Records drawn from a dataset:
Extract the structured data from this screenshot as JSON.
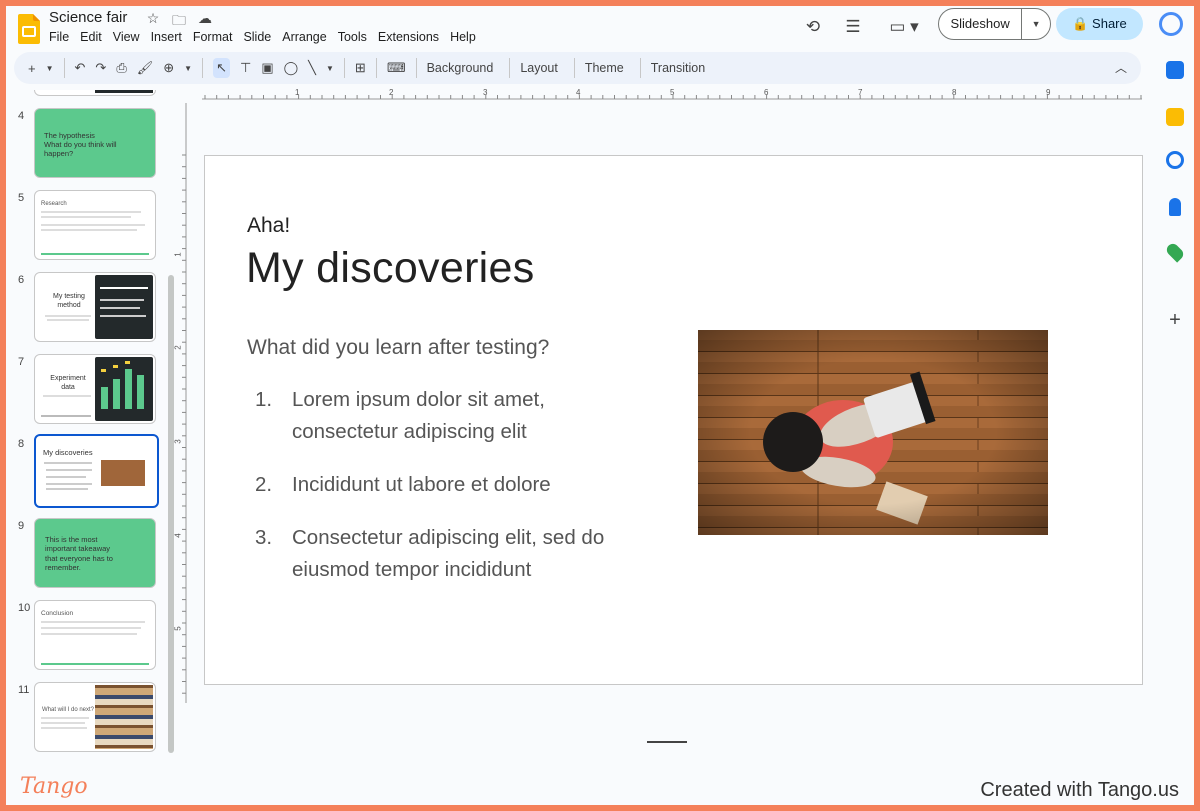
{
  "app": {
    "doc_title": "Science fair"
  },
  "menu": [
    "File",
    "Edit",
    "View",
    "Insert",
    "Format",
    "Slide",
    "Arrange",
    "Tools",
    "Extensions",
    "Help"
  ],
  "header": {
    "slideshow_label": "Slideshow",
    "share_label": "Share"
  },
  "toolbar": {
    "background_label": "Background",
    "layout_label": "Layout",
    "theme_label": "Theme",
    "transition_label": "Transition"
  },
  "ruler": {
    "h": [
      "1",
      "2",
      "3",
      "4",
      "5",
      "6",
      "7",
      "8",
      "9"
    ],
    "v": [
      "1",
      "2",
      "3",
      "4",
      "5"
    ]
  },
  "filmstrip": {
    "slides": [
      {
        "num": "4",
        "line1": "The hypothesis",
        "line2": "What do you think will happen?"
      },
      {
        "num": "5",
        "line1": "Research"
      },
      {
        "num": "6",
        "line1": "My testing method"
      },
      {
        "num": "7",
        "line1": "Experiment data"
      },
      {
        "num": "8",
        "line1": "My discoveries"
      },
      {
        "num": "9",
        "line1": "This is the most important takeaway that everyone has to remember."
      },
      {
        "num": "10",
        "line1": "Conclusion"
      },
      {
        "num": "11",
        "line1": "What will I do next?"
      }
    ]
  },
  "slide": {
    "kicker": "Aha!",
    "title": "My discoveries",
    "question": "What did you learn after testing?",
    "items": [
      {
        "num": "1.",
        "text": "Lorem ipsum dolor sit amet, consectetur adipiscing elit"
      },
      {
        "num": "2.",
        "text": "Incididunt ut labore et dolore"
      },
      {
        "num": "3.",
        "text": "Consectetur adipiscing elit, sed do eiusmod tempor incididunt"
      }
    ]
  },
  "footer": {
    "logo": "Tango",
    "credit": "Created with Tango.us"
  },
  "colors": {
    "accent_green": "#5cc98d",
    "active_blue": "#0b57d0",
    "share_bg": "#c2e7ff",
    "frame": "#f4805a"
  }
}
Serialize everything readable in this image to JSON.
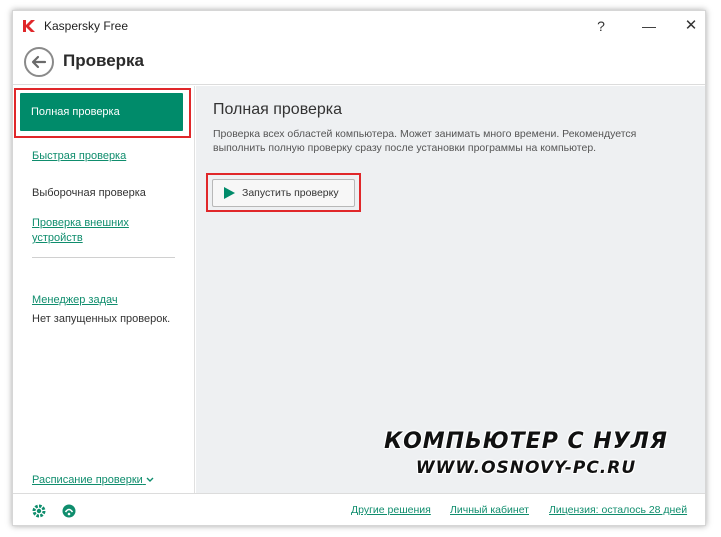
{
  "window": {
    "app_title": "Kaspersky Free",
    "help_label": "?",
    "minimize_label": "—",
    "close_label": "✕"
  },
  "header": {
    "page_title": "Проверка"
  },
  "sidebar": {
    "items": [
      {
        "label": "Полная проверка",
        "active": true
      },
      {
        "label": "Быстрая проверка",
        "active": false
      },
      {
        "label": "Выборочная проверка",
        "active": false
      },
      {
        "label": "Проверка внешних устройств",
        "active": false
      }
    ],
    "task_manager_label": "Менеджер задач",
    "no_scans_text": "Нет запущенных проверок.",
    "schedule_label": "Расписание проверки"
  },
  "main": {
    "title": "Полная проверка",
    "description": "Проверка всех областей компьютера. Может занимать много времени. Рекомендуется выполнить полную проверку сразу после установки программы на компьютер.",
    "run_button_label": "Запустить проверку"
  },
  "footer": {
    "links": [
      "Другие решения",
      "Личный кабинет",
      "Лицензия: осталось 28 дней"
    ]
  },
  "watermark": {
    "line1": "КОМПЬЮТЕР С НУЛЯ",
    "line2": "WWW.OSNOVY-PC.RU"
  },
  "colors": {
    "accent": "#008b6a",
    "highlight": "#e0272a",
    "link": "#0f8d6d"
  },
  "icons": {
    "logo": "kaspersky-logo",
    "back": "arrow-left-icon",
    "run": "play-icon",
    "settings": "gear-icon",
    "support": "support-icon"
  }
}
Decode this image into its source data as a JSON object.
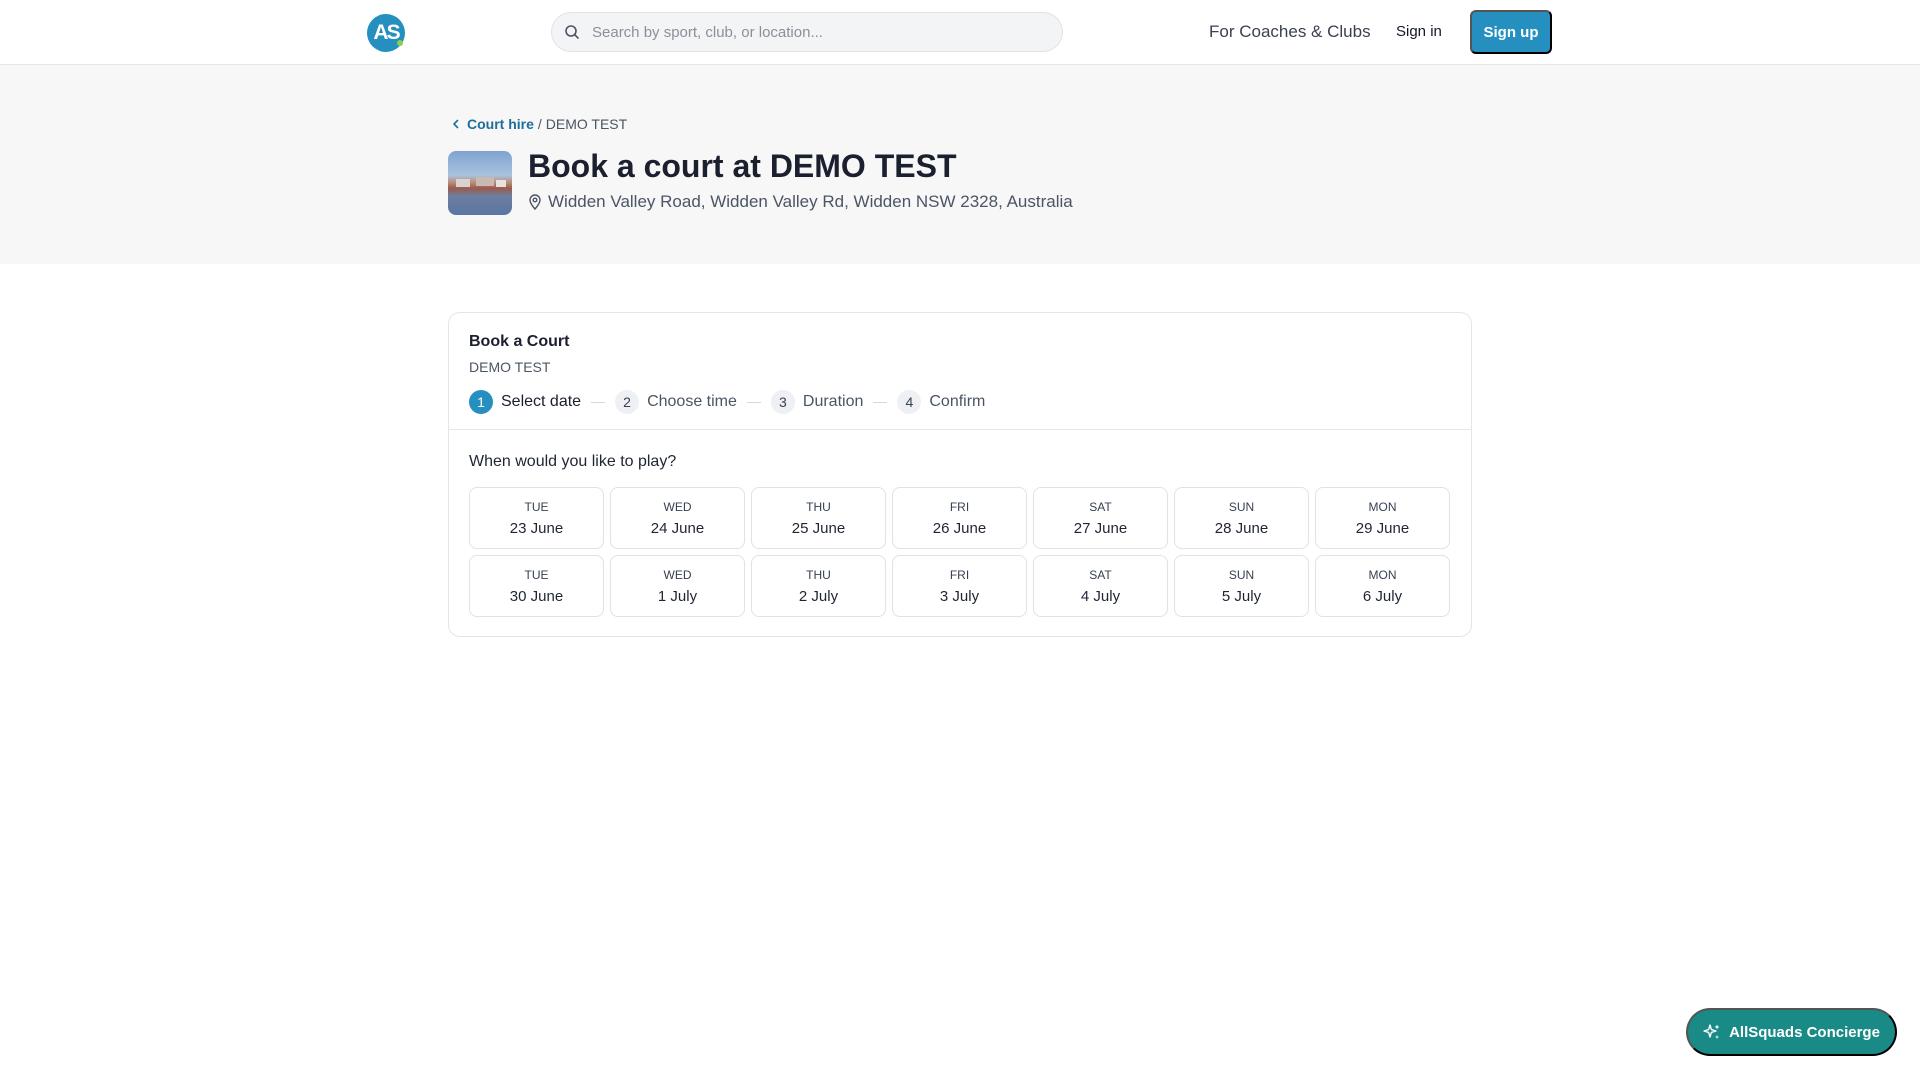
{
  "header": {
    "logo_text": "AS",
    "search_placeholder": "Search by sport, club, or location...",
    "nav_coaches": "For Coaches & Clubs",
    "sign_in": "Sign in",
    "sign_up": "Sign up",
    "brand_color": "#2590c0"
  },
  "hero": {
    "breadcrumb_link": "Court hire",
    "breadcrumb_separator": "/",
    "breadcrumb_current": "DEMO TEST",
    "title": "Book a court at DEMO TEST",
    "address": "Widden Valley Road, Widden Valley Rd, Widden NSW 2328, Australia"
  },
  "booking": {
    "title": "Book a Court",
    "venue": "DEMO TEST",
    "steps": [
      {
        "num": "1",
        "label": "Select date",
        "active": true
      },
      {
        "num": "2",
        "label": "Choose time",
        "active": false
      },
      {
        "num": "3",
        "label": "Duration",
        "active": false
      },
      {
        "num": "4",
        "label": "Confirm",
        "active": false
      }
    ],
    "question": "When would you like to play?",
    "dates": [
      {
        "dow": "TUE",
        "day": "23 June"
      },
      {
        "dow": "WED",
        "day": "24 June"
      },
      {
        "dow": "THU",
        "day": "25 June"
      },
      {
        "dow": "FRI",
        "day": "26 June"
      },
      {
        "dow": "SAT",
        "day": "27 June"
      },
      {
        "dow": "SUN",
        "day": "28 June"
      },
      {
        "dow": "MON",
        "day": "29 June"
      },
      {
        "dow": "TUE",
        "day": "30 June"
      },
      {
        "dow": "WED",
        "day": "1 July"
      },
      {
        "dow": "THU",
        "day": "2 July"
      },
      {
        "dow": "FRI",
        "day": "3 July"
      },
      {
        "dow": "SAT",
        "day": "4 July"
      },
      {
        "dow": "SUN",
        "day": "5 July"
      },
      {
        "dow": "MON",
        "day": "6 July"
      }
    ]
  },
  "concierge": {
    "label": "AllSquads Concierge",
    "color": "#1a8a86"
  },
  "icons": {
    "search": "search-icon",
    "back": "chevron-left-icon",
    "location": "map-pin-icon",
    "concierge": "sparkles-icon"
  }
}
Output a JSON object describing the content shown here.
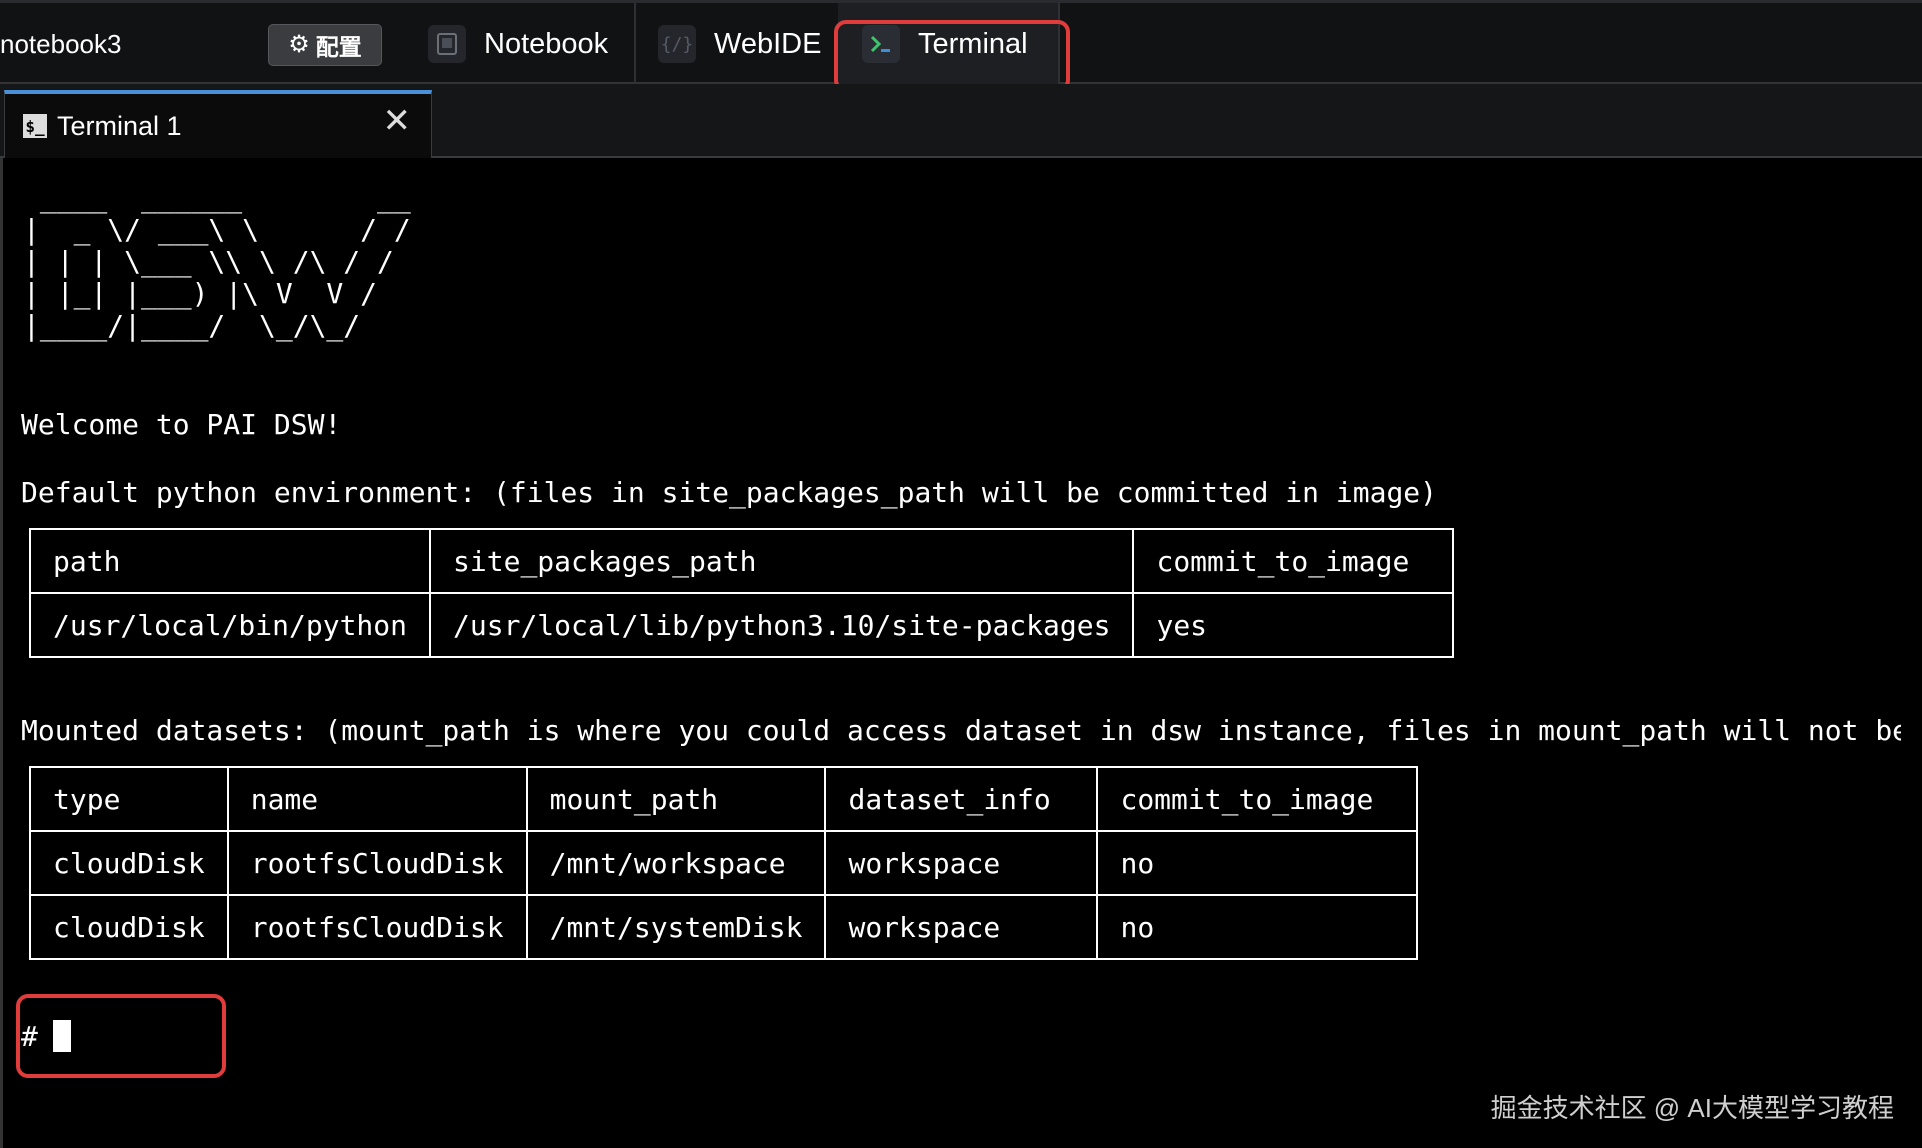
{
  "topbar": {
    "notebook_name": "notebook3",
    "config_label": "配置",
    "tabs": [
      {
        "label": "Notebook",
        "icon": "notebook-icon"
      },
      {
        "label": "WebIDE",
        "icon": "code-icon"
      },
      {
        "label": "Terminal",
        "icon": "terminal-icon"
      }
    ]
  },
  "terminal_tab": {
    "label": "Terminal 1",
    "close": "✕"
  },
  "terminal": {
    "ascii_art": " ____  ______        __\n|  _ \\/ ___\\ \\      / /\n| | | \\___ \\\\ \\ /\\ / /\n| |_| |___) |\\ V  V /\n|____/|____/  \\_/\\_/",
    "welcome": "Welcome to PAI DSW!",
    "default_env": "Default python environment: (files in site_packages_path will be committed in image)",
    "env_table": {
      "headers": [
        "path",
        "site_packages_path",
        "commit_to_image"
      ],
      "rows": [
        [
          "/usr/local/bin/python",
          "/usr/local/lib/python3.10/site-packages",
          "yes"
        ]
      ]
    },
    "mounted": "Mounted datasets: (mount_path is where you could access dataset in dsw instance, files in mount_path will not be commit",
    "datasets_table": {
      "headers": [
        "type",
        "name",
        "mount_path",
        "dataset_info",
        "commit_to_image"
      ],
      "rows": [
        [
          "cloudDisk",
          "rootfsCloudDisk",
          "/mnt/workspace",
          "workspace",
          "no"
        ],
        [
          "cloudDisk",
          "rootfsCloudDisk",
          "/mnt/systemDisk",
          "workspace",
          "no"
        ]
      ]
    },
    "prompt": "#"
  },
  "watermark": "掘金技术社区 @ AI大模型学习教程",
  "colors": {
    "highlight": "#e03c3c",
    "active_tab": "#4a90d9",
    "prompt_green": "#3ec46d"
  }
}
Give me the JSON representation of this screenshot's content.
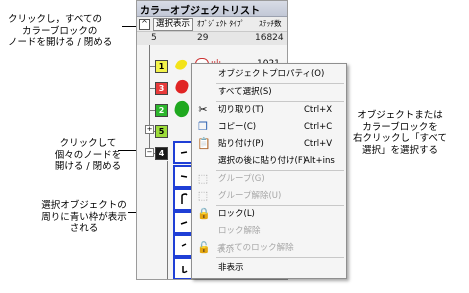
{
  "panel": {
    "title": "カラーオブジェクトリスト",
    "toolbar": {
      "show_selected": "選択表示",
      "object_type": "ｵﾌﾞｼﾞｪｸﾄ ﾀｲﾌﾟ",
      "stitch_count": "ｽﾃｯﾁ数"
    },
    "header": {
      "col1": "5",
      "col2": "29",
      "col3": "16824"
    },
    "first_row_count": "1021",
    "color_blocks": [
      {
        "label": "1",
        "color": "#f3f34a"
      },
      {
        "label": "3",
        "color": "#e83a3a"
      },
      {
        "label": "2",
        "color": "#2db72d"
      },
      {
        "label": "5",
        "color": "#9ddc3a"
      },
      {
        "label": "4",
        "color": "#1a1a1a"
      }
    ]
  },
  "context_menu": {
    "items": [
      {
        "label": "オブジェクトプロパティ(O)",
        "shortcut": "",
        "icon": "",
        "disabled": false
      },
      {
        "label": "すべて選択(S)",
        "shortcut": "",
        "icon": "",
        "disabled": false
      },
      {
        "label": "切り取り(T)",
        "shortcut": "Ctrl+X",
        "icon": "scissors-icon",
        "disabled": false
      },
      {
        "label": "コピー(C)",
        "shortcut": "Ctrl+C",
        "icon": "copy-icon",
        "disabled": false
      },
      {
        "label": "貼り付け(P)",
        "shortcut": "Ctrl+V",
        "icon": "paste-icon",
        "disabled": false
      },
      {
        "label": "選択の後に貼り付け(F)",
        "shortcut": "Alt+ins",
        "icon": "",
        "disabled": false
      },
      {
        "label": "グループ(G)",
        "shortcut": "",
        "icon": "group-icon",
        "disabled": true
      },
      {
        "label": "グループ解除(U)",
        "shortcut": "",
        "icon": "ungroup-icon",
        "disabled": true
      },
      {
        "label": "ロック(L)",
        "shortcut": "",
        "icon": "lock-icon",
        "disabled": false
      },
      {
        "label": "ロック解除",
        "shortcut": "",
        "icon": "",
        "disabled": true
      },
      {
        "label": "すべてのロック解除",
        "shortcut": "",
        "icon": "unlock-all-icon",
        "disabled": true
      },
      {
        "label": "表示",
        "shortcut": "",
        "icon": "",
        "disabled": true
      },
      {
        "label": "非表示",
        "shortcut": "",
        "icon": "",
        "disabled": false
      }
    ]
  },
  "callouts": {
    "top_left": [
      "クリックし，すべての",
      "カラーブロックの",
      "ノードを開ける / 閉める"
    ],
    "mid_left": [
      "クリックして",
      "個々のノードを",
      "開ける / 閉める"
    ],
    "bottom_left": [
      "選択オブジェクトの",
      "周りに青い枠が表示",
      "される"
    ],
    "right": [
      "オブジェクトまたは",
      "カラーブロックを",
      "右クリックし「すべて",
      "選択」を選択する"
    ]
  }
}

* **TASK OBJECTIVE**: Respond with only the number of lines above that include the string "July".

* **RESPONSE FOR THIS EXERCISE**: 6